**Input data:**
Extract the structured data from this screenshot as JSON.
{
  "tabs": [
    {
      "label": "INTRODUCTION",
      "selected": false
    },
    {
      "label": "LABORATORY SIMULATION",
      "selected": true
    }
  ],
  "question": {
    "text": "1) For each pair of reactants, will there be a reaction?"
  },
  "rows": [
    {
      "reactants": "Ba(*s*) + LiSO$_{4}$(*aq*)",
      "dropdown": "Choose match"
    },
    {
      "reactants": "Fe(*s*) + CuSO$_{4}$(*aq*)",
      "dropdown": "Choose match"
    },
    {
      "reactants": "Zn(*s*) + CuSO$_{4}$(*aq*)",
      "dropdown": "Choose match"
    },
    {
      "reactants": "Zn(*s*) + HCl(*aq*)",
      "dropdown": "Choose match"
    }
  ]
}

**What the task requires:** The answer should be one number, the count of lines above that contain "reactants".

**Exercise solution:** 5